From there, a footpath led to the village of Malham and our accommodation for the night, Beck Hall, an elegant 18th-century stone cottage with king-size bathtubs and a sign that read: "Dogs and muddy boots welcome."
One test of a good vacation is the question: Would we do it again? If that means heading back to Yorkshire for more hiking, we would have it in a minute. If that means using a service, the answer is not so clear.
We balance we were happy with the company we thing, Contours Walking Holidays. The itinerary was one of the most picturesque sights, and the accommodations, except for one rather drab B & B, were beautiful and comfortable.
If we had a nagging complaint, it was with the daily sheet of hiking instructions. Each day's packet came with a page or two of detailed directions ("There Is a Clear Path to Follow Marked by Obvious Stiles, Towards the Left-Hand Side of the Limestone Outcrop on the Horizon"). Except that the grassy paths were not always clear, the stiles were not always obvious, and distant landmarks could be decidedly ambiguous.
More than ounce we found ourselves at the edge of a meadow, and it was just a matter of time. After the first day, my wife downloaded an iPhone app, which proved invaluable at moments of doubt.
Then, too, budget-minded travelers should consider the cost. We are dealing with $ 900 for a package that includes four nights' accommodation, with breakfasts and a package of maps, a useful introduction to hiking in the Dales and the luggage transfers.
Buildings in Yorkshire, such as this Norman church near Arncliffe, have the distinctive gray cast of the local stone. Photo by Dave Hage via Star Tribune (TNS)
It's true that hiring an expert can bring peace of mind. Yorkshire, you could save money by booking your own accommodations, using your own city as a base for day hikes.
Tiny Malham (population 238) Malham Cove and Gordale Scar. It lies at the confluence of several excellent footpaths and has several working smithy where the blacksmith gives demonstrations and sells her wares. Nearby Grassington, the metropolis of the region with a population of 1,100, has provided, supplying, hiking outfitters, gift shops and innumerable teashops.
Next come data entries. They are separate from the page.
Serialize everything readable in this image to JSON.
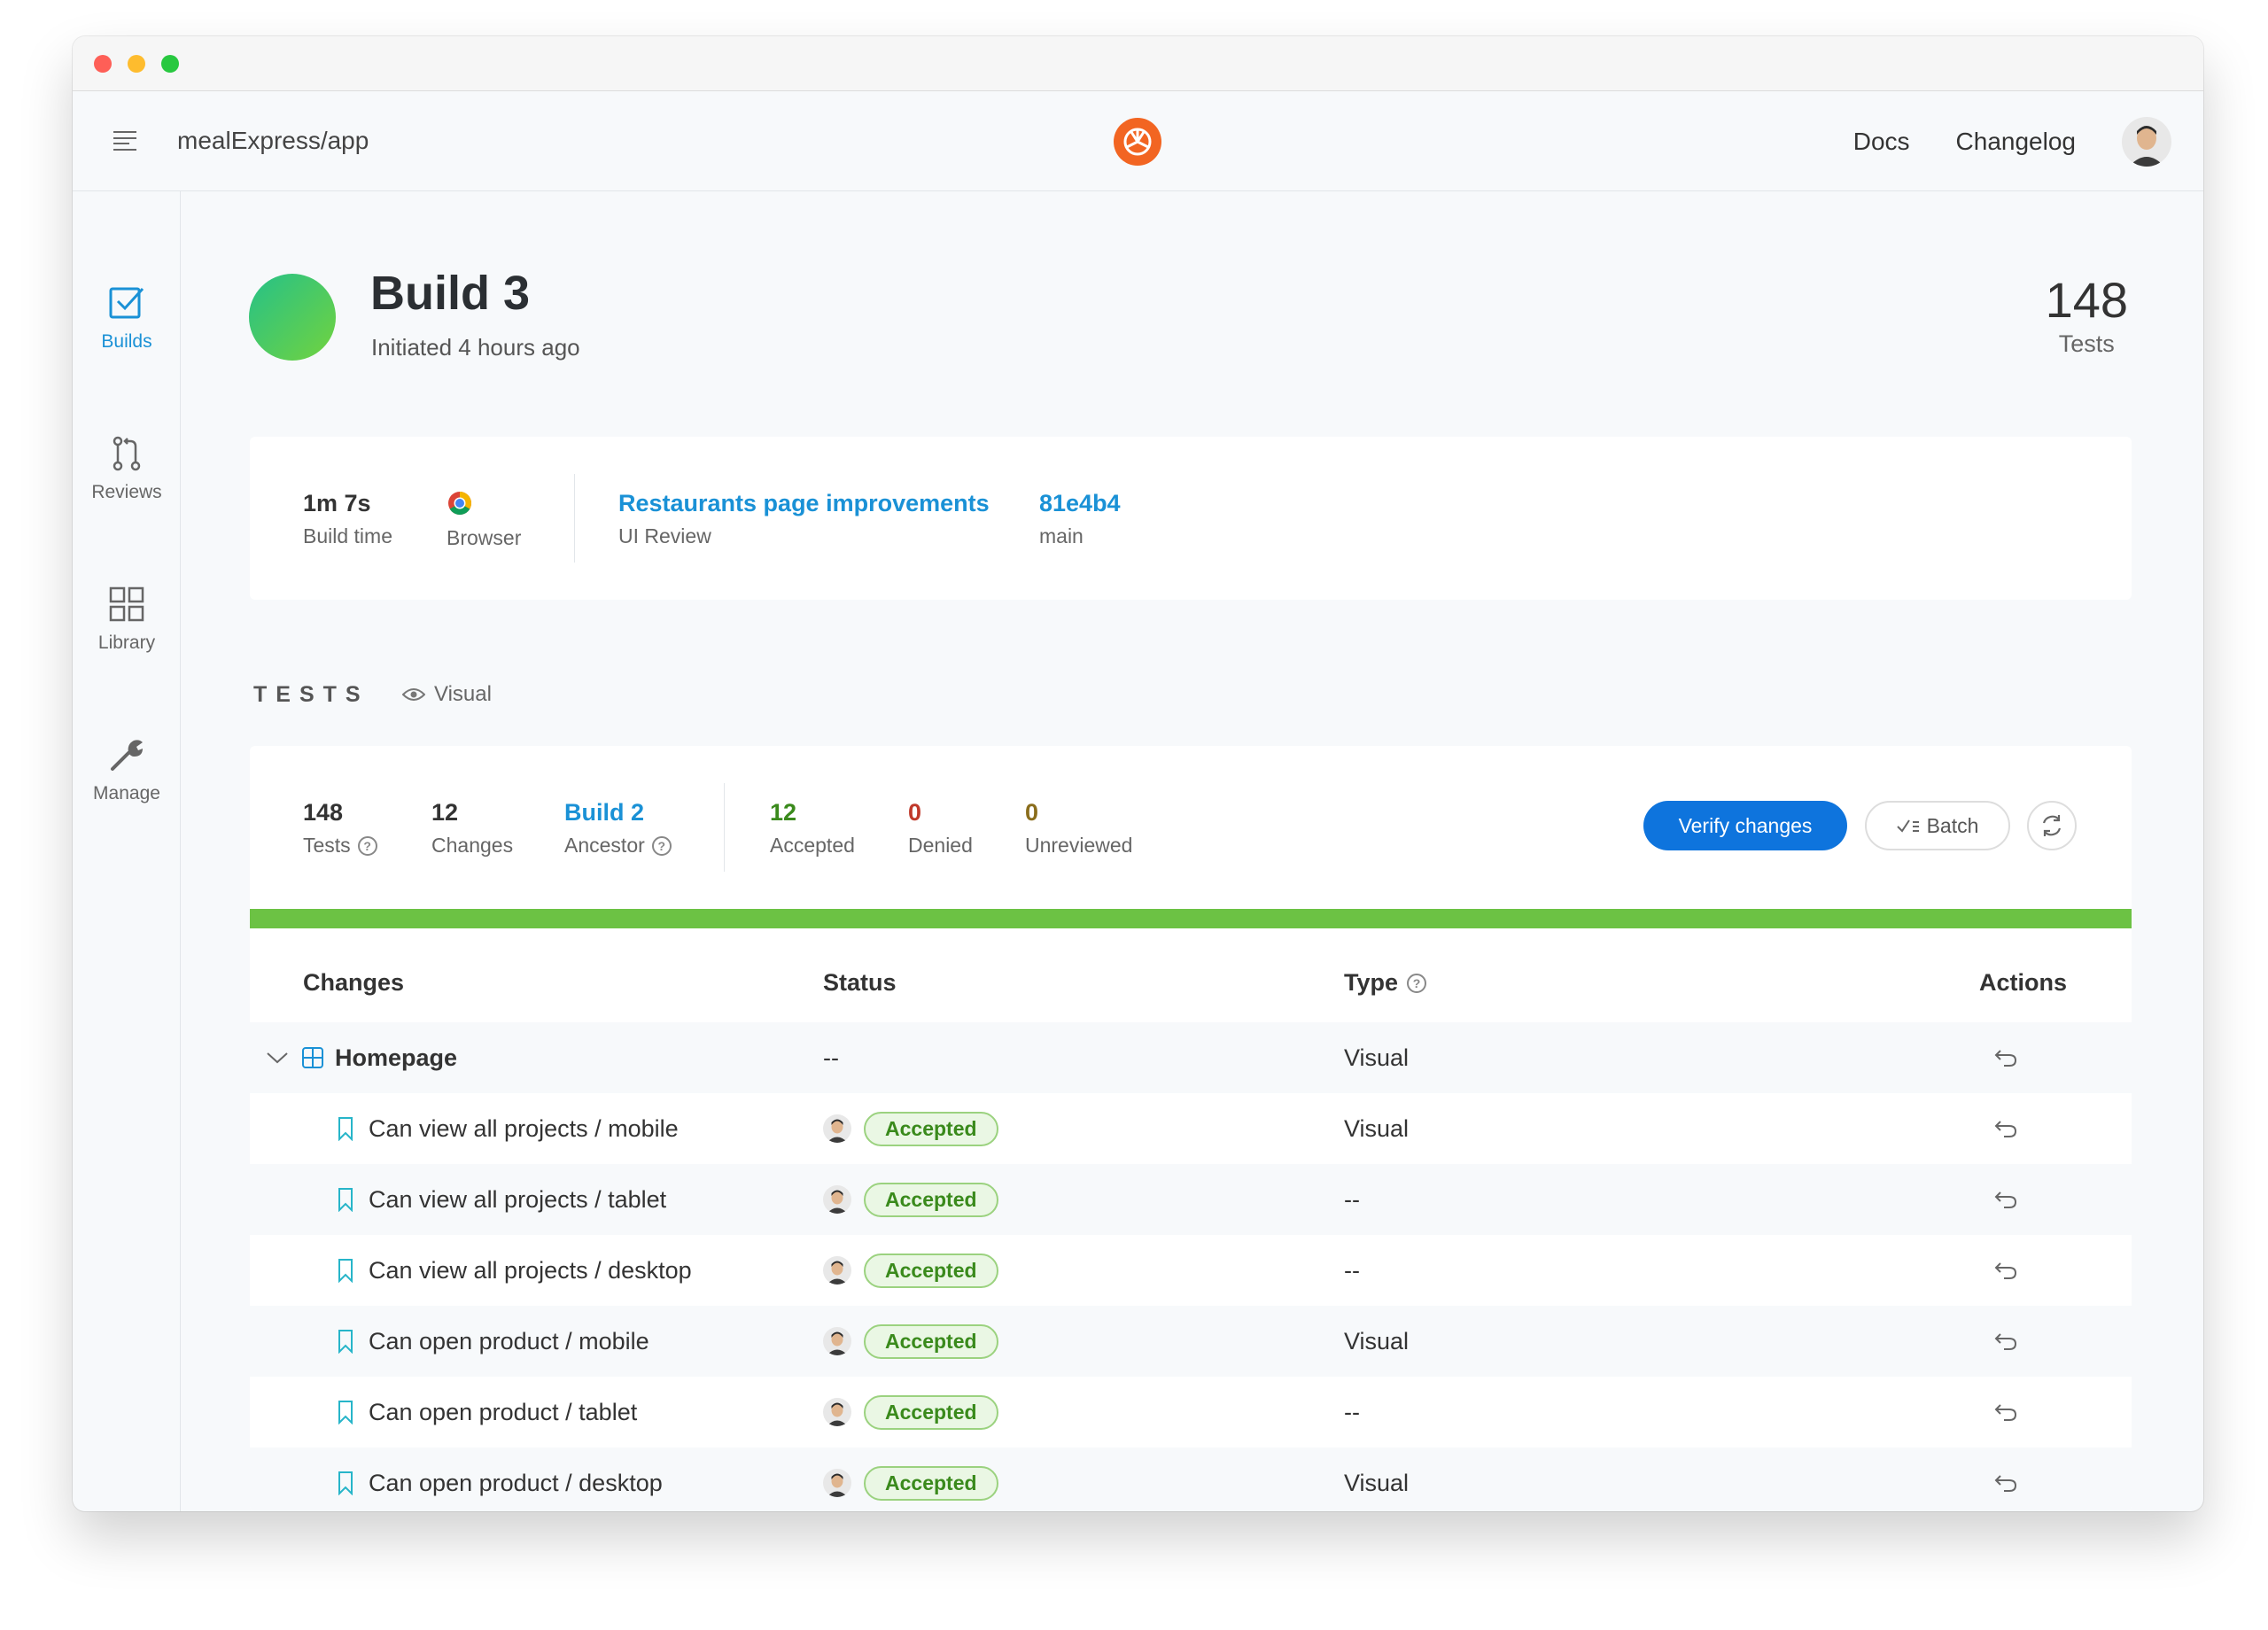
{
  "window": {
    "traffic_lights": [
      {
        "name": "close",
        "color": "#fe5f57"
      },
      {
        "name": "minimize",
        "color": "#febc2e"
      },
      {
        "name": "zoom",
        "color": "#28c840"
      }
    ]
  },
  "appbar": {
    "repo": "mealExpress/app",
    "nav": [
      "Docs",
      "Changelog"
    ],
    "brand_color": "#f26522"
  },
  "sidebar": {
    "items": [
      {
        "label": "Builds",
        "icon": "checkbox-icon",
        "active": true
      },
      {
        "label": "Reviews",
        "icon": "pull-request-icon",
        "active": false
      },
      {
        "label": "Library",
        "icon": "grid-icon",
        "active": false
      },
      {
        "label": "Manage",
        "icon": "wrench-icon",
        "active": false
      }
    ]
  },
  "build": {
    "title": "Build 3",
    "subtitle": "Initiated 4 hours ago",
    "tests_count": "148",
    "tests_label": "Tests"
  },
  "info": {
    "build_time": {
      "value": "1m 7s",
      "label": "Build time"
    },
    "browser": {
      "label": "Browser",
      "icon": "chrome-icon"
    },
    "review": {
      "value": "Restaurants page improvements",
      "label": "UI Review"
    },
    "commit": {
      "value": "81e4b4",
      "label": "main"
    }
  },
  "tests_section": {
    "heading": "TESTS",
    "filter": "Visual"
  },
  "stats": {
    "tests": {
      "value": "148",
      "label": "Tests"
    },
    "changes": {
      "value": "12",
      "label": "Changes"
    },
    "ancestor": {
      "value": "Build 2",
      "label": "Ancestor"
    },
    "accepted": {
      "value": "12",
      "label": "Accepted",
      "color": "#3a8a1c"
    },
    "denied": {
      "value": "0",
      "label": "Denied",
      "color": "#c0392b"
    },
    "unreviewed": {
      "value": "0",
      "label": "Unreviewed",
      "color": "#8a6d1c"
    },
    "verify_label": "Verify changes",
    "batch_label": "Batch",
    "progress_accepted_fraction": 1.0
  },
  "table": {
    "headers": {
      "changes": "Changes",
      "status": "Status",
      "type": "Type",
      "actions": "Actions"
    },
    "group": {
      "name": "Homepage",
      "status": "--",
      "type": "Visual"
    },
    "rows": [
      {
        "name": "Can view all projects / mobile",
        "status": "Accepted",
        "type": "Visual"
      },
      {
        "name": "Can view all projects / tablet",
        "status": "Accepted",
        "type": "--"
      },
      {
        "name": "Can view all projects / desktop",
        "status": "Accepted",
        "type": "--"
      },
      {
        "name": "Can open product / mobile",
        "status": "Accepted",
        "type": "Visual"
      },
      {
        "name": "Can open product / tablet",
        "status": "Accepted",
        "type": "--"
      },
      {
        "name": "Can open product / desktop",
        "status": "Accepted",
        "type": "Visual"
      }
    ]
  }
}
One afternoon outside Grassington, hopelessly lost near a beautiful limestone ravine called Conistone Dib, we encountered an English couple who were happy to give us directions. We fell in love with each other for a couple of miles and they explained that they were coming to Yorkshire every year for more than a decade. My first thought: Every year? Would not it get boring?
By the time our third day was finished, we were packing for home, which had been swept away by a deep infatuation with the Dales. Would I do it again? I'd go back tomorrow.
Walking Holidays Outlines, divided by location and type. Some are even dog-friendly. For Northern England, Hadrian's Wall is about $ 1300 for 11 nights in the Peak District. Visit contours.co.uk.
Travel on 05/05/2019